A Justice Department news release said Jim Letten, U.S. Attorney for the Eastern District of Louisiana, recused himself from the case a day after the Jan. 25 arrests in Democrat Sen. Mary Landrieu's office in New Orleans. Letten's top lieutenant, assistant U.S. Attorney Jan Mann, has taken over.
The news release didn't say why Letten removed himself, and his spokeswoman Anna Christman said she couldn't comment.
One of the suspects is the son of Letten's Shreveport-based counterpart.
Another man who was arrested, daredevil videographer James O'Keefe, has said the group wanted to investigate complaints that constituents calling Landrieu's office couldn't get through to criticize her support of a health care reform bill. Landrieu's office has said O'Keefe's explanation is feeble, and the case should be thoroughly investigated.
Authorities said O'Keefe used his cell phone to try to capture video of two other men who posed as telephone repairmen and asked to see the phones at Landrieu's office. The fourth is accused of waiting outside in a car with a listening device that could pick up transmissions.
O'Keefe is known nationally for hidden-camera videos targeting the community-organizing group ACORN.
In an interview Monday on Sean Hannity's talk show on Fox News, O'Keefe likened the group's actions to techniques investigative journalists use.
"I really did not think we broke any laws," he said. "I think this is sort of a misunderstanding."
O'Keefe wouldn't explain in detail what the four were doing in the office, but he acknowledged using a hidden camera and a cell phone to record video of their interactions with Landrieu's staff. He said he wants the recordings to be released.
Also arrested were Robert Flanagan of New Orleans, Joseph Basel of Minnesota and Stan Dai of the Washington, D.C., area, all 24. All four face a charge of entering federal property under false pretenses for the purpose of committing a felony, which carries up to 10 years in prison. They are free on $10,000 bail and are due back in court Feb. 12.
Flanagan is the son of the Shreveport-based acting U.S. attorney for Louisiana's Western District, William Flanagan.

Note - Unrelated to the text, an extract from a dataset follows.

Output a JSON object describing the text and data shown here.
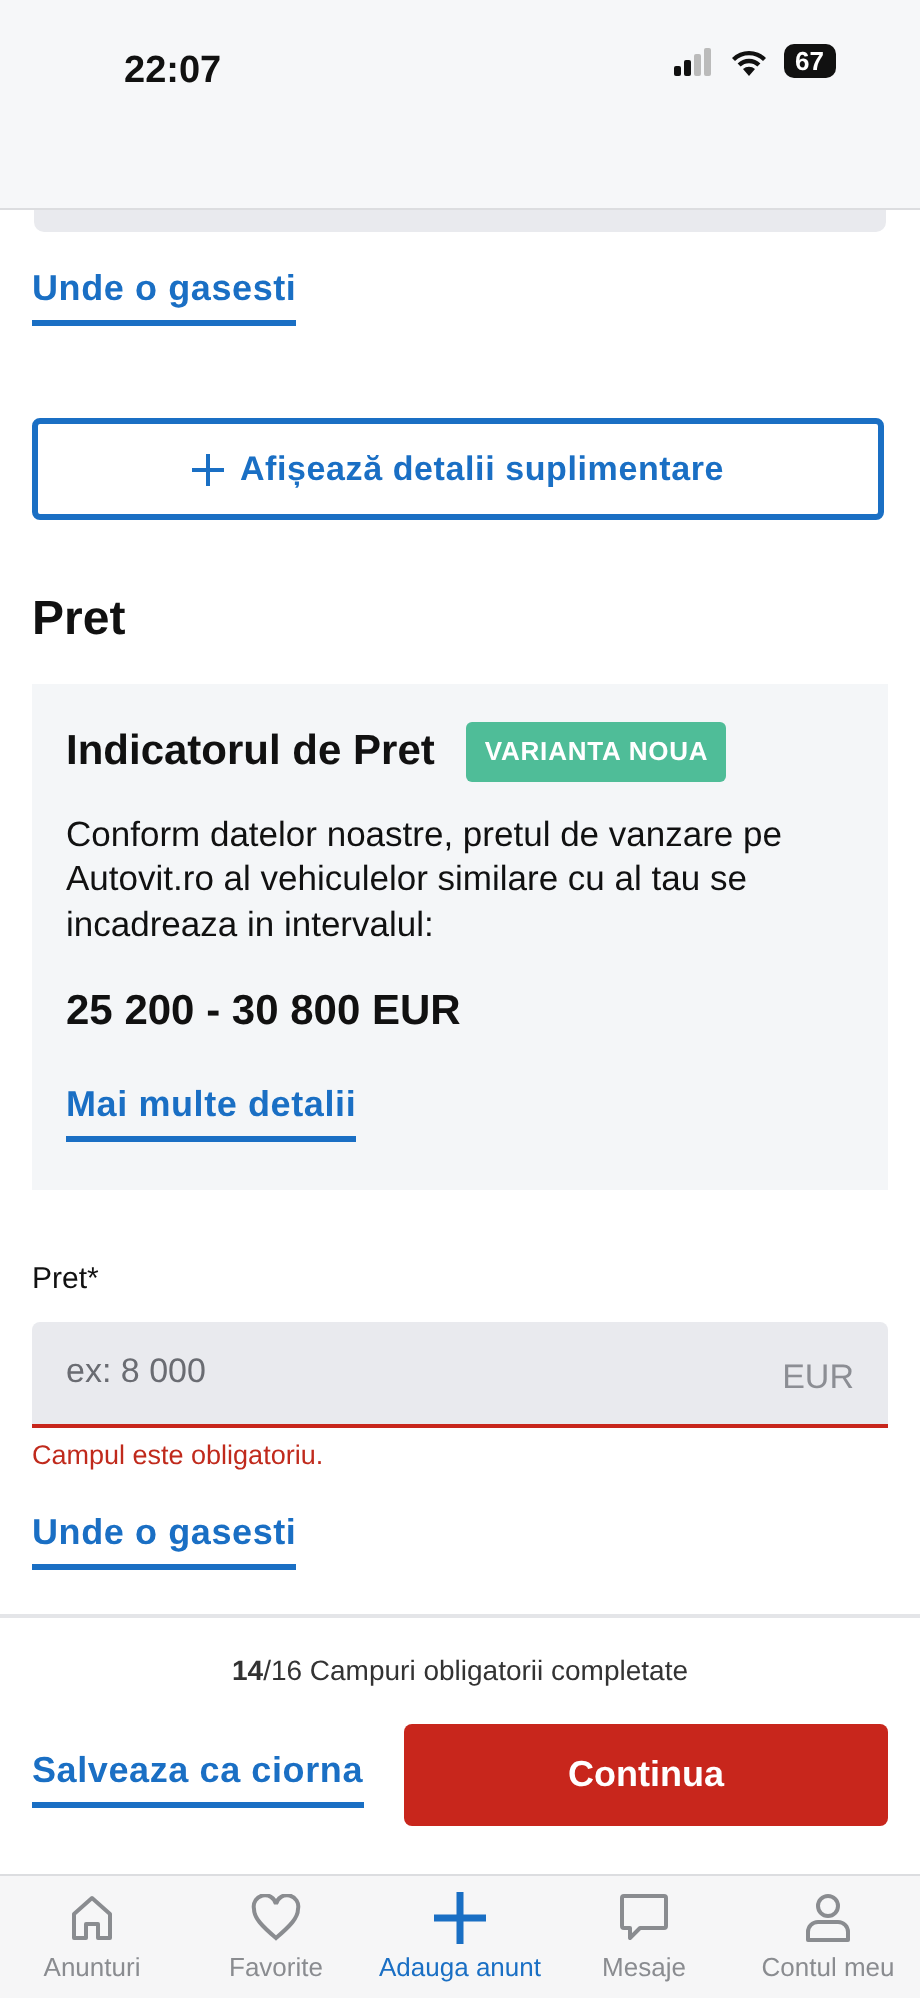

Robert Flanagan's lawyer, J. Garrison Jordan, said he doesn't know why Letten left the case.
"I have no idea," he said. "It would just be speculation on my part."